Write every line below out again exactly, images omitted.
====
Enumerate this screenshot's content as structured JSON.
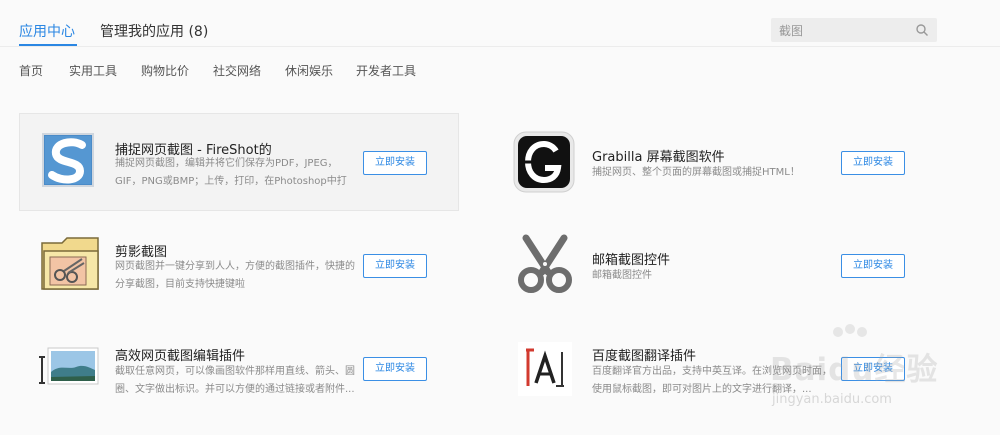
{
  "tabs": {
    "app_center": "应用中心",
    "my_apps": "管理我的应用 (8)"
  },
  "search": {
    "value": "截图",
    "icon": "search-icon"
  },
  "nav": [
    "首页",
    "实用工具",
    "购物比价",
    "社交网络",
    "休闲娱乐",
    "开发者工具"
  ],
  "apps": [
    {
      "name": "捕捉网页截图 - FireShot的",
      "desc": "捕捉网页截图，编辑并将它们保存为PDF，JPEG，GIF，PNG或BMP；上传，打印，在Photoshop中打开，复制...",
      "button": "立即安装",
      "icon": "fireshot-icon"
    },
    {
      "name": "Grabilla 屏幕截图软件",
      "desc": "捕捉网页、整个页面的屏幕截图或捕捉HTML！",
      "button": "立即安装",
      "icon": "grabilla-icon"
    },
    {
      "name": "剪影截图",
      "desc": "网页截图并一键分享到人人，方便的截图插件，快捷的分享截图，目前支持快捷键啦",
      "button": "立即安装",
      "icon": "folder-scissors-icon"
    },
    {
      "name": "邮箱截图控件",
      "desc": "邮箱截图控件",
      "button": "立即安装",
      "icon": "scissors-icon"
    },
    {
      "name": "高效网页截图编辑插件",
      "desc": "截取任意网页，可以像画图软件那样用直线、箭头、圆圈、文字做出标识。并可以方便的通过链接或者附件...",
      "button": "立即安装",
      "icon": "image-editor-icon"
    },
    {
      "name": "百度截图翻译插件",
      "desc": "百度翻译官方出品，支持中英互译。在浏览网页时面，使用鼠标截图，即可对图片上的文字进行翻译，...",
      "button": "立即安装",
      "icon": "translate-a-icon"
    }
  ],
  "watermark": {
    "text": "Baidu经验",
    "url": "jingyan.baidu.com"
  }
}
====
## EXERCISE OUTPUT
Enumerate this screenshot's content as structured JSON.
{
  "tabs": {
    "app_center": "应用中心",
    "my_apps": "管理我的应用 (8)"
  },
  "search": {
    "value": "截图",
    "icon": "search-icon"
  },
  "nav": [
    "首页",
    "实用工具",
    "购物比价",
    "社交网络",
    "休闲娱乐",
    "开发者工具"
  ],
  "apps": [
    {
      "name": "捕捉网页截图 - FireShot的",
      "desc": "捕捉网页截图，编辑并将它们保存为PDF，JPEG，GIF，PNG或BMP；上传，打印，在Photoshop中打开，复制...",
      "button": "立即安装",
      "icon": "fireshot-icon"
    },
    {
      "name": "Grabilla 屏幕截图软件",
      "desc": "捕捉网页、整个页面的屏幕截图或捕捉HTML！",
      "button": "立即安装",
      "icon": "grabilla-icon"
    },
    {
      "name": "剪影截图",
      "desc": "网页截图并一键分享到人人，方便的截图插件，快捷的分享截图，目前支持快捷键啦",
      "button": "立即安装",
      "icon": "folder-scissors-icon"
    },
    {
      "name": "邮箱截图控件",
      "desc": "邮箱截图控件",
      "button": "立即安装",
      "icon": "scissors-icon"
    },
    {
      "name": "高效网页截图编辑插件",
      "desc": "截取任意网页，可以像画图软件那样用直线、箭头、圆圈、文字做出标识。并可以方便的通过链接或者附件...",
      "button": "立即安装",
      "icon": "image-editor-icon"
    },
    {
      "name": "百度截图翻译插件",
      "desc": "百度翻译官方出品，支持中英互译。在浏览网页时面，使用鼠标截图，即可对图片上的文字进行翻译，...",
      "button": "立即安装",
      "icon": "translate-a-icon"
    }
  ],
  "watermark": {
    "text": "Baidu经验",
    "url": "jingyan.baidu.com"
  }
}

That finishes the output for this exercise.